Is election commission’s data on candidates of any use?

In an interesting statistical study that I did with a couple of my 4.0 friends, we set out to find whether all the data that election commission collects from each candidate has any predictive power on their chances of winning. Our stated objective was:

The election commission of India collects various data on candidates of Lok Sabha elections. This data includes such variables as age, assets, liabilities, number and nature of criminal cases registered against the candidate, educational status etc.

The authors were interested in studying the effects (or the absence thereof) of these variables on the outcome of the election.

Continue reading

We are like that only

I guess adding “only” for emphasis is part of Indian English. I think we have this emphasis adding words in all Indian languages. Hence it probably is part of the way we think.

Are you coming to the class?
Yeah! I am going there only!

Where do you get this biscuit?
In the same shop only!

Is there any other way to express the same emphasis in English? Or is it like this only?

Busy-ness

Came across this wonderful passage recently when I was reading about Gandhiji.

Gandhi was sworn to punctuality, and his life was governed by the watch to an unusual degree; though it should at once be added that despite keeping to a meticulous schedule for much of his life, Gandhi’s conception of time was never such that it did not allow him to make time for anyone, howsoever high or lowly, who should choose to enter into his life or make demands upon him. That pernicious word ‘busy’, with which we all excuse ourselves from the common obligations of humanity, and the onerous company of unwanted relatives, acquaintances, and others who seek to intrude uponour time, was surely no part of Gandhi’s lexicon.

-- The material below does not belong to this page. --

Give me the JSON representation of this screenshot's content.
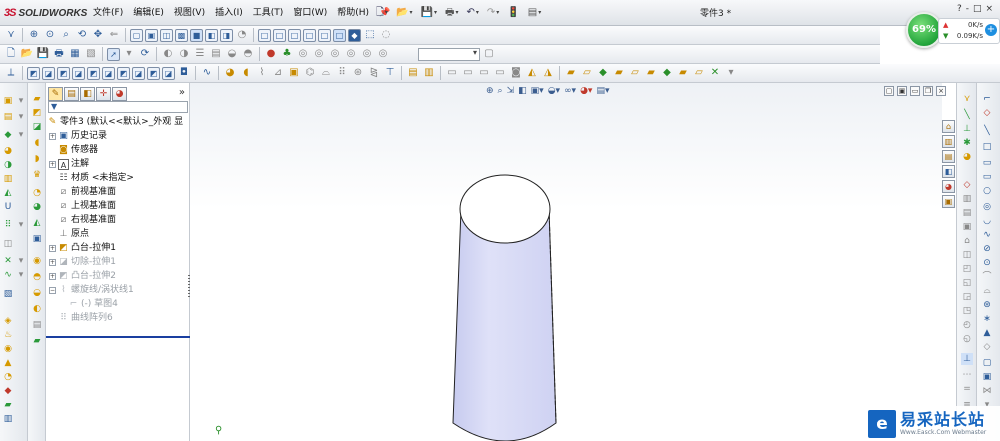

I guess there is a logical reason for this, notwithstanding the humanitarian one. It is that if you live by your plan, you close your mind to new experiences and in a way to life.

Continue reading

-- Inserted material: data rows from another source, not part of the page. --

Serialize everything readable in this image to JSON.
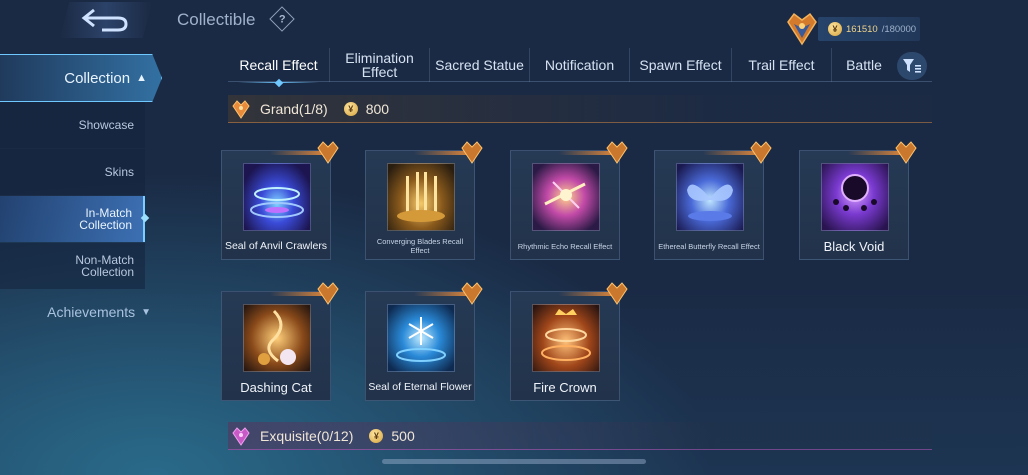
{
  "header": {
    "title": "Collectible",
    "help_symbol": "?",
    "points_current": "161510",
    "points_max": "/180000",
    "coin_symbol": "¥"
  },
  "sidebar": {
    "collection_label": "Collection",
    "items": [
      {
        "label": "Showcase"
      },
      {
        "label": "Skins"
      },
      {
        "label": "In-Match Collection",
        "active": true
      },
      {
        "label": "Non-Match Collection"
      }
    ],
    "achievements_label": "Achievements"
  },
  "tabs": [
    {
      "label": "Recall Effect",
      "active": true
    },
    {
      "label": "Elimination Effect"
    },
    {
      "label": "Sacred Statue"
    },
    {
      "label": "Notification"
    },
    {
      "label": "Spawn Effect"
    },
    {
      "label": "Trail Effect"
    },
    {
      "label": "Battle"
    }
  ],
  "sections": {
    "grand": {
      "name": "Grand(1/8)",
      "cost": "800",
      "items": [
        {
          "name": "Seal of Anvil Crawlers"
        },
        {
          "name": "Converging Blades Recall Effect"
        },
        {
          "name": "Rhythmic Echo Recall Effect"
        },
        {
          "name": "Ethereal Butterfly Recall Effect"
        },
        {
          "name": "Black Void"
        },
        {
          "name": "Dashing Cat"
        },
        {
          "name": "Seal of Eternal Flower"
        },
        {
          "name": "Fire Crown"
        }
      ]
    },
    "exquisite": {
      "name": "Exquisite(0/12)",
      "cost": "500"
    }
  },
  "colors": {
    "accent": "#6fc8ff",
    "grand_orange": "#e88b3a",
    "exquisite_purple": "#c85ac8",
    "gold": "#f0d38a"
  }
}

The stupidity of India’s carbon policy

India recently re-affirmed it’s stance on climate change when external affairs minister S M Krishna addressed a round table at the climate change summit organized by the UN. The minister said that India’s carbon emissions will never exceed that of the developed countries in per-capita terms. He also slammed the west for leading “unsustainable lifestyles” that caused the problem.

In simple terms, India’s stance is “climate change? Ain’t my problem!”.

Continue reading

Is Telecom Infrastructure?

How do you make money in power, transport and other such “infrastructure” industries? Most likely, by doing what you have to do most efficiently (i.e., at lowest cost).

The case I am interested in is that of telecom industry. Telecom industry is seeing commoditization of its services. Broadband connections, for example, compete on price per bytes moved. Only the most efficient bit-movers would win such a game. Voice operators compete on price per minute. While this seems a little more flexible than the price per byte owing to the fact that bytes required to carry a minute of voice may vary on quality of service and compression, it seems unlikely that operators aren’t already on efficient horizon in these technical aspects. Only mobile-VAS services seem to escape this price-per-unit of bandwidth paradigm. Mobile VAS in India has so far been a small percentage of operators’ revenues.

Continue reading

Fiction and me

I am no big fan of fiction, let me correct that – I was no big fan of fiction. I have been converted by podcasts – escape pod and podcastle. Escape pod is a science fiction story podcast and podcastle is a fantasy story podcast.

I really liked stories such as Exhalation, which is a truly amazing story – an alien “on the origin of species”; Article of faith, which talks about a religious robot; N-words, which deals with racism of a very different sort etc. On the fantasy side stories such as Dragon Hunt and Komodo were very entertaining. Do give them a try sometime.